Chapter 4) Supporting Students With LD in the Classroom
Chapter 5) Outside the Classroom: Cocurricular Issues for Students With LD
Chapter 6) Recommendations for Better Serving Students With LD
"A cognitive ramp for all students is a concept that should be used in every college classroom. Shea, Hecker, and Lalor give us a fresh view of universal design for students both in the classroom and on the campus. Strategies in this book will be useful for faculty, staff, and students alike."Jane Thierfeld Brown, Assistant Clinical Professor, Yale Medical School; Director, College Autism Spectrum
"This up-to-date book provides college faculty and support staff with guidance on how to reach and teach students who learn differently. By understanding the cognitive profiles of these students, the authors are changing the campus mindset. Disability is viewed as a facet of diversity to be embraced."Loring C. Brinckerhoff, Director, Office of Disability Policy, Educational Testing Service

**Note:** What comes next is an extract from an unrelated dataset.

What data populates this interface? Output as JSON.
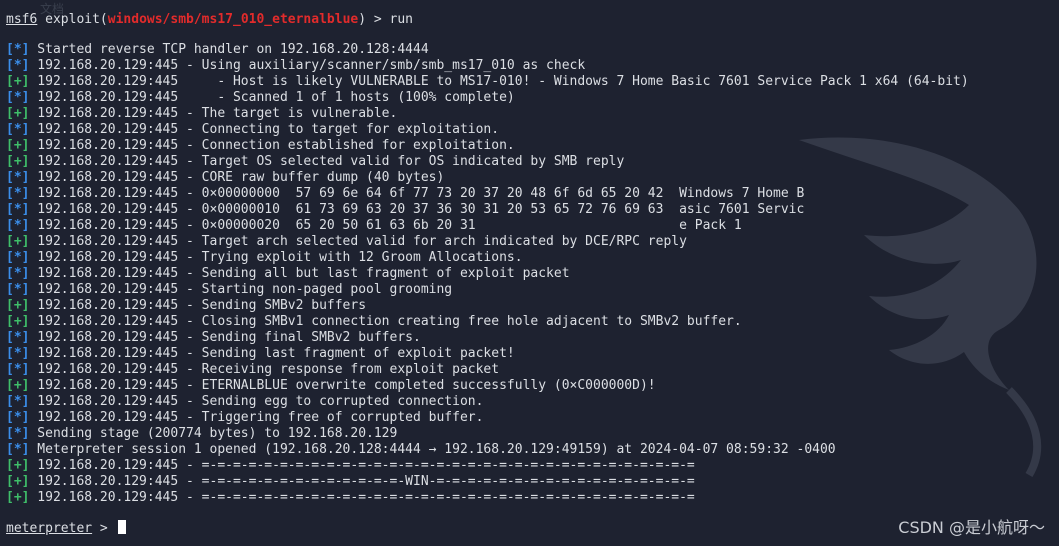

"This highly accessible and well written text provides important information and resources to college and university faculty and staff who work with students with a range of learning disabilities – or learning differences. Offering insights and suggestions on multiple topics, from models of disability and service delivery, legal requirements, and fundamentals of learning profiles, the book challenges the reader to reconsider key aspects of program and course design and delivery to capitalize on the unique strengths and perspectives of a broader range of students. This text should be a key resource for student affairs programs, faculty instructional design efforts, and institutional diversity efforts."Joseph W. Madaus, Associate Dean for Academic Affairs; Director, Center on Postsecondary Education and Disability; Professor, Department of Educational Psychology, University of Connecticut